Bottom Line: The internalization of Borrelia burgdorferi, the causative agent of Lyme disease, by phagocytes is essential for an effective activation of the immune response to this pathogen.In vitro stimulation of Nod2 deficient bone marrow derived macrophages (BMDM) resulted in decreased induction of multiple cytokines, interferons and interferon regulated genes compared with wild-type cells.However, B. burgdorferi infection of Nod2 deficient mice resulted in increased rather than decreased arthritis and carditis compared to control mice.

View Article: PubMed Central - PubMed

Affiliation: Division of Geographic Medicine and Infectious Diseases, Tufts Medical Center, Boston, Massachusetts, United States of America.
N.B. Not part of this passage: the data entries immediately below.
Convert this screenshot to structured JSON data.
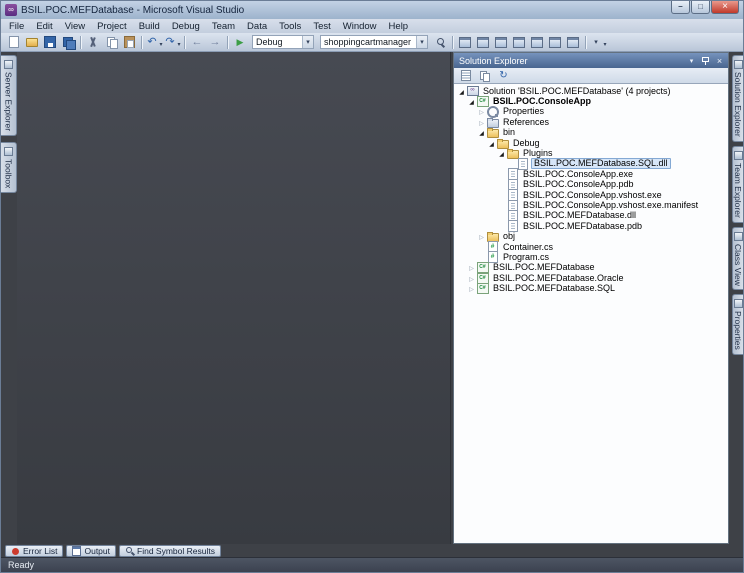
{
  "window": {
    "title": "BSIL.POC.MEFDatabase - Microsoft Visual Studio",
    "buttons": [
      "minimize",
      "maximize",
      "close"
    ]
  },
  "menu": {
    "items": [
      "File",
      "Edit",
      "View",
      "Project",
      "Build",
      "Debug",
      "Team",
      "Data",
      "Tools",
      "Test",
      "Window",
      "Help"
    ]
  },
  "toolbar": {
    "entries": [
      {
        "type": "button",
        "icon": "new-item"
      },
      {
        "type": "button",
        "icon": "open-file"
      },
      {
        "type": "button",
        "icon": "save"
      },
      {
        "type": "button",
        "icon": "save-all"
      },
      {
        "type": "sep"
      },
      {
        "type": "button",
        "icon": "cut"
      },
      {
        "type": "button",
        "icon": "copy"
      },
      {
        "type": "button",
        "icon": "paste"
      },
      {
        "type": "sep"
      },
      {
        "type": "button",
        "icon": "undo",
        "dropdown": true
      },
      {
        "type": "button",
        "icon": "redo",
        "dropdown": true
      },
      {
        "type": "sep"
      },
      {
        "type": "button",
        "icon": "navigate-back"
      },
      {
        "type": "button",
        "icon": "navigate-forward"
      },
      {
        "type": "sep"
      },
      {
        "type": "button",
        "icon": "start-debug"
      },
      {
        "type": "combo",
        "name": "solution-configuration-combo",
        "value": "Debug",
        "width": 62
      },
      {
        "type": "combo",
        "name": "find-combo",
        "value": "shoppingcartmanager",
        "width": 108
      },
      {
        "type": "button",
        "icon": "find"
      },
      {
        "type": "sep"
      },
      {
        "type": "button",
        "icon": "solution-explorer"
      },
      {
        "type": "button",
        "icon": "team-explorer"
      },
      {
        "type": "button",
        "icon": "properties-window"
      },
      {
        "type": "button",
        "icon": "object-browser"
      },
      {
        "type": "button",
        "icon": "error-list-window"
      },
      {
        "type": "button",
        "icon": "output-window"
      },
      {
        "type": "button",
        "icon": "start-page"
      },
      {
        "type": "sep"
      },
      {
        "type": "button",
        "icon": "toolbar-options",
        "dropdown": true
      }
    ]
  },
  "left_tabs": [
    {
      "label": "Server Explorer",
      "icon": "server-explorer-icon"
    },
    {
      "label": "Toolbox",
      "icon": "toolbox-icon"
    }
  ],
  "right_tabs": [
    {
      "label": "Solution Explorer",
      "icon": "solution-explorer-icon"
    },
    {
      "label": "Team Explorer",
      "icon": "team-explorer-icon"
    },
    {
      "label": "Class View",
      "icon": "class-view-icon"
    },
    {
      "label": "Properties",
      "icon": "properties-icon"
    }
  ],
  "solution_explorer": {
    "title": "Solution Explorer",
    "header_buttons": [
      "window-position",
      "auto-hide",
      "close"
    ],
    "toolbar": [
      "properties",
      "show-all-files",
      "refresh"
    ],
    "tree": [
      {
        "label": "Solution 'BSIL.POC.MEFDatabase' (4 projects)",
        "level": 0,
        "icon": "solution",
        "arrow": "expanded"
      },
      {
        "label": "BSIL.POC.ConsoleApp",
        "level": 1,
        "icon": "project",
        "arrow": "expanded",
        "bold": true
      },
      {
        "label": "Properties",
        "level": 2,
        "icon": "properties",
        "arrow": "collapsed"
      },
      {
        "label": "References",
        "level": 2,
        "icon": "references",
        "arrow": "collapsed"
      },
      {
        "label": "bin",
        "level": 2,
        "icon": "folder",
        "arrow": "expanded"
      },
      {
        "label": "Debug",
        "level": 3,
        "icon": "folder",
        "arrow": "expanded"
      },
      {
        "label": "Plugins",
        "level": 4,
        "icon": "folder",
        "arrow": "expanded"
      },
      {
        "label": "BSIL.POC.MEFDatabase.SQL.dll",
        "level": 5,
        "icon": "file",
        "arrow": "none",
        "selected": true
      },
      {
        "label": "BSIL.POC.ConsoleApp.exe",
        "level": 4,
        "icon": "file",
        "arrow": "none"
      },
      {
        "label": "BSIL.POC.ConsoleApp.pdb",
        "level": 4,
        "icon": "file",
        "arrow": "none"
      },
      {
        "label": "BSIL.POC.ConsoleApp.vshost.exe",
        "level": 4,
        "icon": "file",
        "arrow": "none"
      },
      {
        "label": "BSIL.POC.ConsoleApp.vshost.exe.manifest",
        "level": 4,
        "icon": "file",
        "arrow": "none"
      },
      {
        "label": "BSIL.POC.MEFDatabase.dll",
        "level": 4,
        "icon": "file",
        "arrow": "none"
      },
      {
        "label": "BSIL.POC.MEFDatabase.pdb",
        "level": 4,
        "icon": "file",
        "arrow": "none"
      },
      {
        "label": "obj",
        "level": 2,
        "icon": "folder",
        "arrow": "collapsed"
      },
      {
        "label": "Container.cs",
        "level": 2,
        "icon": "cs-file",
        "arrow": "none"
      },
      {
        "label": "Program.cs",
        "level": 2,
        "icon": "cs-file",
        "arrow": "none"
      },
      {
        "label": "BSIL.POC.MEFDatabase",
        "level": 1,
        "icon": "project",
        "arrow": "collapsed"
      },
      {
        "label": "BSIL.POC.MEFDatabase.Oracle",
        "level": 1,
        "icon": "project",
        "arrow": "collapsed"
      },
      {
        "label": "BSIL.POC.MEFDatabase.SQL",
        "level": 1,
        "icon": "project",
        "arrow": "collapsed"
      }
    ]
  },
  "bottom_tabs": [
    {
      "label": "Error List",
      "icon": "error-list"
    },
    {
      "label": "Output",
      "icon": "output"
    },
    {
      "label": "Find Symbol Results",
      "icon": "find-symbol"
    }
  ],
  "status_bar": {
    "text": "Ready"
  },
  "colors": {
    "titlebar": "#b0c2d8",
    "chrome": "#c5d1e2",
    "mdi_background": "#3e4147",
    "panel_header": "#51719f",
    "selection_fill": "#d7e6f8",
    "selection_border": "#84a9d4",
    "close_button": "#c0392b"
  }
}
ABSTRACT
The internalization of Borrelia burgdorferi, the causative agent of Lyme disease, by phagocytes is essential for an effective activation of the immune response to this pathogen. The intracellular, cytosolic receptor Nod2 has been shown to play varying roles in either enhancing or attenuating inflammation in response to different infectious agents. We examined the role of Nod2 in responses to B. burgdorferi. In vitro stimulation of Nod2 deficient bone marrow derived macrophages (BMDM) resulted in decreased induction of multiple cytokines, interferons and interferon regulated genes compared with wild-type cells. However, B. burgdorferi infection of Nod2 deficient mice resulted in increased rather than decreased arthritis and carditis compared to control mice. We explored multiple potential mechanisms for the paradoxical response in in vivo versus in vitro systems and found that prolonged stimulation with a Nod2 ligand, muramyl dipeptide (MDP), resulted in tolerance to stimulation by B. burgdorferi. This tolerance was lost with stimulation of Nod2 deficient cells that cannot respond to MDP. Cytokine patterns in the tolerance model closely paralleled cytokine profiles in infected Nod2 deficient mice. We propose a model where Nod2 has an enhancing role in activating inflammation in early infection, but moderates inflammation after prolonged exposure to the organism through induction of tolerance.

Show MeSH
Related in: MedlinePlus